Horrorism: Naming Contemporary Violenceby Adriana Cavarero, William McCuaig
In this brilliant book, one of the world's most provocative feminist theorists and political philosophers introduces a new word& mdash; horrorism& mdash;to capture the experience of violence. Unlike terror, horrorism is a form of violation grounded in the offense of disfiguration and massacre. Numerous outbursts of violence fall within Adriana Cavarero's/i>
In this brilliant book, one of the world's most provocative feminist theorists and political philosophers introduces a new word& mdash; horrorism& mdash;to capture the experience of violence. Unlike terror, horrorism is a form of violation grounded in the offense of disfiguration and massacre. Numerous outbursts of violence fall within Adriana Cavarero's category of horrorism, especially when the phenomenology of violence is considered from the perspective of the victim rather than that of the warrior. Through her searing analysis, Cavarero proves that violence against the helpless claims a specific vocabulary, one that has been known for millennia, and not just to the Western tradition.
Her book is indispensable for anyone keen to understand violence in our society today.
What People are Saying About This
A highly welcome and intelligent philosophical reflection on contemporary forms of violence and our attempts to name themand thereby unflinchingly come to grips with them.
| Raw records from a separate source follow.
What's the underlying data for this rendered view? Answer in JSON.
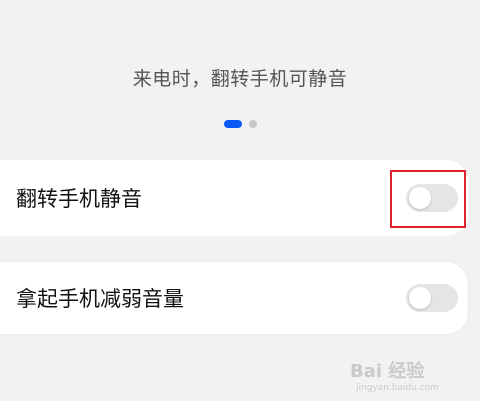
{
  "illustration": {
    "caption": "来电时，翻转手机可静音",
    "pager": {
      "count": 2,
      "active_index": 0
    }
  },
  "settings": [
    {
      "label": "翻转手机静音",
      "toggle_on": false,
      "highlighted": true
    },
    {
      "label": "拿起手机减弱音量",
      "toggle_on": false,
      "highlighted": false
    }
  ],
  "watermark": {
    "text": "Bai 经验",
    "subtext": "jingyan.baidu.com"
  },
  "colors": {
    "background": "#f2f2f2",
    "accent": "#0a59f7",
    "highlight": "#e0232f",
    "toggle_off": "#e5e5e5"
  }
}
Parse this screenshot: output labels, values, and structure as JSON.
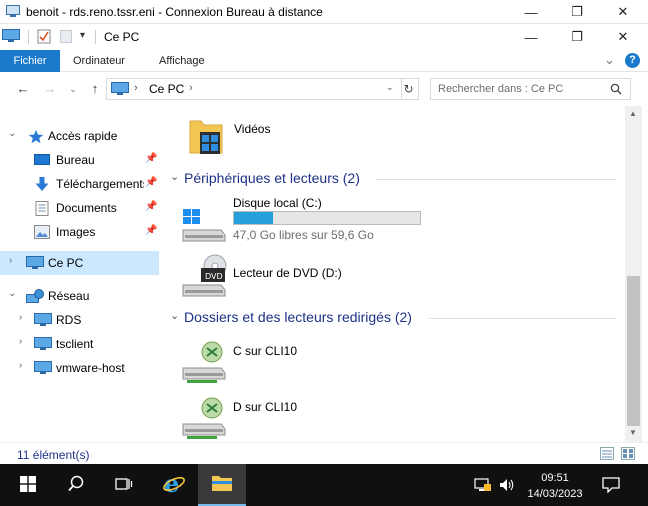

Paul Kottman, New School University
This moving and humane book never stops delivering, from small details such as Adriana Cavarero's insightful dissection of the term 'casualty' and her analysis of the leers on the faces of the photographed women torturers at Abu Ghraib, to large claimsthat horror is the real aim of terrorism and that its worst offense is an ontological crime: that of erasing the singularity of persons and transforming all humans into mere insignificant body matter. By contrast, even Medea, Cavarero notes in one of this book's many breathtaking moments, knew the sons she killed by name and 'loved them in their unrepeatable singularity.'
Bonnie Honig, author of Democracy and the Foreigner
Adriana Cavarero has the courage and intellectual force to compel us to place horror and terror back within the ambit of humanist inquiry and philological scrutiny. In shying away from theories of speechlessness or the speechlessness of theory, she insists on the autonomy of the experience of horrorfor our growing global archive of victimsfrom the intentionalities of terror. In so doing, Cavarero makes us think again about war, force, victimization, politics, and innocence. A remarkable meditation on the macabre world of modern political violence that will appeal to a wide range of readers.
Arjun Appadurai, Godard Professor of Media, Culture, and Communication, New York University
Meet the Author
Adriana Cavarero is professor of political philosophy at the University of Verona. Her books in English include In Spite of Plato: A Feminist Rewriting of Ancient Philosophy; Stately Bodies: Literature, Philosophy, and the Question of Gender; Relating Narratives: Storytelling and Selfhood; and For More Than One Voice: Toward a Philosophy of Vocal Expression.
Most Helpful Customer Reviews
See all customer reviews